• **Aim of the task**
Extract each line of the records below that contains the word "ffffff".
#### Exercise inputs ####
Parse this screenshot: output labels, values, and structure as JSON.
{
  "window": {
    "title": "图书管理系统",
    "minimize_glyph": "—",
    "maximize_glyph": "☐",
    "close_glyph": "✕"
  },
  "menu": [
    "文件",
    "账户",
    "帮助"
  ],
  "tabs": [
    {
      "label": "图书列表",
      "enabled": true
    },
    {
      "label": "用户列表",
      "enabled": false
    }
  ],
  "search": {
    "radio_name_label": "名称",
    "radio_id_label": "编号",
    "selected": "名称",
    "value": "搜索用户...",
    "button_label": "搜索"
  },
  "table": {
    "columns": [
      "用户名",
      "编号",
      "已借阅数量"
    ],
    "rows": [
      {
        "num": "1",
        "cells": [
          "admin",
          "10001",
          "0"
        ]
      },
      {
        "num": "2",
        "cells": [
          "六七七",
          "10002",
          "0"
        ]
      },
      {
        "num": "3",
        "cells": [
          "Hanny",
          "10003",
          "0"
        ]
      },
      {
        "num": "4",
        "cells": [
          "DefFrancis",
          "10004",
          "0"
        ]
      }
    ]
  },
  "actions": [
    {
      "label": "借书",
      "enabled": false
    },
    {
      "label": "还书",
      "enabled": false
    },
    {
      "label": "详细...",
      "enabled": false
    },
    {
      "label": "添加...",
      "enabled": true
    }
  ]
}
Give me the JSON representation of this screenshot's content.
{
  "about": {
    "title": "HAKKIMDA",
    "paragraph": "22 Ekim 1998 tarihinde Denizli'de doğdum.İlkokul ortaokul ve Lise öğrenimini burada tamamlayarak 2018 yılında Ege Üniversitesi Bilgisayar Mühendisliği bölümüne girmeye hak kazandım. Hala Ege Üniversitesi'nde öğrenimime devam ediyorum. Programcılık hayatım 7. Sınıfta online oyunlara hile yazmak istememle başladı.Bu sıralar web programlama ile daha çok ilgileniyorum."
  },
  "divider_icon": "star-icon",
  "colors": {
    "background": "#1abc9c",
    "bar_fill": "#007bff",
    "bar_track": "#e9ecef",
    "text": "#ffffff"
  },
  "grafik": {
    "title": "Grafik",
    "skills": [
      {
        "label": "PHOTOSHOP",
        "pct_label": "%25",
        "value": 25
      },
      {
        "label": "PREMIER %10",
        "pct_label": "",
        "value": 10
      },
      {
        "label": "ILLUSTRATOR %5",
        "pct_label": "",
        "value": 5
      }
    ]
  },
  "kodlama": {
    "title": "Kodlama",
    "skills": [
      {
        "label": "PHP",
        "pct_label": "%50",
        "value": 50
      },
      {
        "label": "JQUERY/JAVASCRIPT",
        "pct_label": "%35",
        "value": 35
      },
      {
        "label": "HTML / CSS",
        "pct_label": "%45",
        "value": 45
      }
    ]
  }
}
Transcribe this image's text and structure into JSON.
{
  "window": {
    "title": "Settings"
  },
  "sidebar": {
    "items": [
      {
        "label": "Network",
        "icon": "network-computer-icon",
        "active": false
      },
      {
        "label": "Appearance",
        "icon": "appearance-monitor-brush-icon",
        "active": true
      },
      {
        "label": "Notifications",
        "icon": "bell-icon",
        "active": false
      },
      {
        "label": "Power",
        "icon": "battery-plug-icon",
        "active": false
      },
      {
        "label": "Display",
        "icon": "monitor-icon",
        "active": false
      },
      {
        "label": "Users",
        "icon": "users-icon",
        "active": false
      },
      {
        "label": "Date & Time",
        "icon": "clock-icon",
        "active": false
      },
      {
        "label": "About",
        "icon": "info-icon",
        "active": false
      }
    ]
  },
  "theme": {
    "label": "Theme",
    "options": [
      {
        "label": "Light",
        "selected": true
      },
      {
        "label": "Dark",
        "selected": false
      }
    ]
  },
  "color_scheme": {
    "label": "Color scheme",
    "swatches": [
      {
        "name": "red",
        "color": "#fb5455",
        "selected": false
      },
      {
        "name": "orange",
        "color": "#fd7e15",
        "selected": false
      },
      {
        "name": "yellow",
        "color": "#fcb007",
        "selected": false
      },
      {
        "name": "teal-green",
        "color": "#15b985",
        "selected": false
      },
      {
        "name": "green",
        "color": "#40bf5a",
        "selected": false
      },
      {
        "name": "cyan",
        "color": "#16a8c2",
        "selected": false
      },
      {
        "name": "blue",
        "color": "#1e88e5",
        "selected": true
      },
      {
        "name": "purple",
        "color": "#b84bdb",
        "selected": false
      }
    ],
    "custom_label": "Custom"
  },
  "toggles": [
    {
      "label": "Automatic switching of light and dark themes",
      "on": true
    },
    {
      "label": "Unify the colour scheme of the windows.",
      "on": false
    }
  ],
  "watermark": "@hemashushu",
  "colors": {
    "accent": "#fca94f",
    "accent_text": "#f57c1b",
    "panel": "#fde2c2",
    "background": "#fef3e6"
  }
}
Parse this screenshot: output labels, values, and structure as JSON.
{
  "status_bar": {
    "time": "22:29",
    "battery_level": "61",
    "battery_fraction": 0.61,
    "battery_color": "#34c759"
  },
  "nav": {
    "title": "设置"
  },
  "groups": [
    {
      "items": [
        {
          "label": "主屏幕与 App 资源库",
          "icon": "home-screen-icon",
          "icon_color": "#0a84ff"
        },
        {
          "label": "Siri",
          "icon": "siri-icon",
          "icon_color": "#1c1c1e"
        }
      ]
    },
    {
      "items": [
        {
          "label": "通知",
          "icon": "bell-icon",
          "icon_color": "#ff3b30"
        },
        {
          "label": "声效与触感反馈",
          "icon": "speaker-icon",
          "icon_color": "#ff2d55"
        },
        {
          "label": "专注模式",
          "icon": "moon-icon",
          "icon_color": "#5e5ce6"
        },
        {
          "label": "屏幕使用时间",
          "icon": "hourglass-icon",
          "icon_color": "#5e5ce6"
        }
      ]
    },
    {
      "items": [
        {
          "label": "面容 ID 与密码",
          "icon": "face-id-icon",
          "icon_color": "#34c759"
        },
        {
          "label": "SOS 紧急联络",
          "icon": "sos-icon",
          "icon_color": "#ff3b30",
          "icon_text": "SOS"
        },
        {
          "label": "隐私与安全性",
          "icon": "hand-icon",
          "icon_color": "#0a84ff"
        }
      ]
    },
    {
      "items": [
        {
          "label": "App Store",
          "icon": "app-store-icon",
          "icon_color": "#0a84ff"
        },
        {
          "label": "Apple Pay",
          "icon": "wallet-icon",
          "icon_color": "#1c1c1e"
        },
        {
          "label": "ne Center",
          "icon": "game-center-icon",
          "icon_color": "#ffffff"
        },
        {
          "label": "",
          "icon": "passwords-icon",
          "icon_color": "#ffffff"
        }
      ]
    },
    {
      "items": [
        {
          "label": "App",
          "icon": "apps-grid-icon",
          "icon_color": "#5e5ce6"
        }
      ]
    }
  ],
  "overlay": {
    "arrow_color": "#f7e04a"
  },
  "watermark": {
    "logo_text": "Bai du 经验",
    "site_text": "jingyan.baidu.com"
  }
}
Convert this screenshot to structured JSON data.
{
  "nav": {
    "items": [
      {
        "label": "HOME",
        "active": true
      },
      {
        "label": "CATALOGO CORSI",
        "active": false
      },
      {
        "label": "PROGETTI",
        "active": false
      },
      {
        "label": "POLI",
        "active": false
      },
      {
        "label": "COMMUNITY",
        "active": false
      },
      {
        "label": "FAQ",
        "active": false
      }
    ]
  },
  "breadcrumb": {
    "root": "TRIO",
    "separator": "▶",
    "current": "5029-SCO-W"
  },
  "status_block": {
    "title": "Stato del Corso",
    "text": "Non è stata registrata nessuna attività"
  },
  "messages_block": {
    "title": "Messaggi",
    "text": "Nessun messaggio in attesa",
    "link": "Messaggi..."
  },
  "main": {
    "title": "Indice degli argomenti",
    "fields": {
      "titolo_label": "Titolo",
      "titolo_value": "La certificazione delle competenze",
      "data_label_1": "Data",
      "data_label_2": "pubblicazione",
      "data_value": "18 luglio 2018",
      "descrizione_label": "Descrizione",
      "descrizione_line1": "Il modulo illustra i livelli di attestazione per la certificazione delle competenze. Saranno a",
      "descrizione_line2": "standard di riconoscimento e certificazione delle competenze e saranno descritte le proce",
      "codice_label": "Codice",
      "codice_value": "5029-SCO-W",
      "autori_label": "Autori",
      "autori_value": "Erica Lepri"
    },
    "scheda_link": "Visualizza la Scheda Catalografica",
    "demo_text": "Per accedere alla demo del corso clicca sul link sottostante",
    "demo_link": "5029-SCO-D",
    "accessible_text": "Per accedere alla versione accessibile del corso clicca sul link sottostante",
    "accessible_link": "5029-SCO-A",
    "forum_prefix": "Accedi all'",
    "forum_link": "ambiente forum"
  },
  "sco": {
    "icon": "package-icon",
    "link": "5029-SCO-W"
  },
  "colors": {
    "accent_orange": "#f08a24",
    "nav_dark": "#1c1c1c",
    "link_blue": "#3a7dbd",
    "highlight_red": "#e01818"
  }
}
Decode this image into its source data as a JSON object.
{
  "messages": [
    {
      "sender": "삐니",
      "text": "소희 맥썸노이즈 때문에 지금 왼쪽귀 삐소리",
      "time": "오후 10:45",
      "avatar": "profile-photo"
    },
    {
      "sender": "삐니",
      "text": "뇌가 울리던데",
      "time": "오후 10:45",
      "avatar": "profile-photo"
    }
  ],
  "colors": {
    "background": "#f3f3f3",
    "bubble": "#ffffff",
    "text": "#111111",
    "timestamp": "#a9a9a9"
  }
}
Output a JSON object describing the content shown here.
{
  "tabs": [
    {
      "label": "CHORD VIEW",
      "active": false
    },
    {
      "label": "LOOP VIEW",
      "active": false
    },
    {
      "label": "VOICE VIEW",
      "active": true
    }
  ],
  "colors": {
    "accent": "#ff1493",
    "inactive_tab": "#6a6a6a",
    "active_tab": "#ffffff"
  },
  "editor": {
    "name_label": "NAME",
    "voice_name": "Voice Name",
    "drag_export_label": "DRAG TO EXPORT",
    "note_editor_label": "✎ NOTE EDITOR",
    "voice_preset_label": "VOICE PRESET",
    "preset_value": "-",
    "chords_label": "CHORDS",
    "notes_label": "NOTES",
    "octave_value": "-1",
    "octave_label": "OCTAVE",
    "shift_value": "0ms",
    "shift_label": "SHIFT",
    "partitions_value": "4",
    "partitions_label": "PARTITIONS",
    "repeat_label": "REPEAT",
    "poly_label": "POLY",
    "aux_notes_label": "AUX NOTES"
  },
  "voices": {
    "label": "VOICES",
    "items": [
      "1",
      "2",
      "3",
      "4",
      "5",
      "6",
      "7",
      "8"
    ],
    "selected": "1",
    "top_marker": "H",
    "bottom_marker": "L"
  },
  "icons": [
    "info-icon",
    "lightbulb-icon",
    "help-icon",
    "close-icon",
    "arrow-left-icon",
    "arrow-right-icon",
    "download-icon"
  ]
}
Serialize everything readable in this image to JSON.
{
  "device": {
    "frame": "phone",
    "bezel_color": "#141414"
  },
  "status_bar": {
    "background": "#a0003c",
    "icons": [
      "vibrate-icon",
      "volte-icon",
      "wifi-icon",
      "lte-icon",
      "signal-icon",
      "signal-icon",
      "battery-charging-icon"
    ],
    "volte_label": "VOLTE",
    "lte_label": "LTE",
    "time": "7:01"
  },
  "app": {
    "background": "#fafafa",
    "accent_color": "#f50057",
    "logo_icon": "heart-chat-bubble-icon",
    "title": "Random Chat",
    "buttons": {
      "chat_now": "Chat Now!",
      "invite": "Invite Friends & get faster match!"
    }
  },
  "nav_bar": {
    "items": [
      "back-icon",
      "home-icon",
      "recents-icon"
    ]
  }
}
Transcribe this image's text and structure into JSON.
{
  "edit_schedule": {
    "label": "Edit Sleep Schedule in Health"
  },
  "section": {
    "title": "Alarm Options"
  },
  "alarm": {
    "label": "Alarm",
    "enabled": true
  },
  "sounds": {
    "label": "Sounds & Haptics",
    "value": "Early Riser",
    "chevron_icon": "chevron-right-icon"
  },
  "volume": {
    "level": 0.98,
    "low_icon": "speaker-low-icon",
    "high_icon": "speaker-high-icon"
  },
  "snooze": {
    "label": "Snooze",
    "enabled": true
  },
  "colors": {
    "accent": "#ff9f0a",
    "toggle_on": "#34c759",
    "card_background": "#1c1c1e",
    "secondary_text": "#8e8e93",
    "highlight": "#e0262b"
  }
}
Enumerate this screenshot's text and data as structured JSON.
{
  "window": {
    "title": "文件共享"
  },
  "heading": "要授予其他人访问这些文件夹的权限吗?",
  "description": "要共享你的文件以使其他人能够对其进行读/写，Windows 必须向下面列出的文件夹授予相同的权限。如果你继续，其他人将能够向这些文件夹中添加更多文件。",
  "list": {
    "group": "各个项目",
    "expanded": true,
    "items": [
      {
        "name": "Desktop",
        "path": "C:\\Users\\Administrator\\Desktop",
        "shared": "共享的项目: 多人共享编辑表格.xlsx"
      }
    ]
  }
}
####
• **Answer area**
    "text": "#ffffff"
          "icon_color": "#ffffff"
          "icon_color": "#ffffff"
    "bubble": "#ffffff",
    "active_tab": "#ffffff"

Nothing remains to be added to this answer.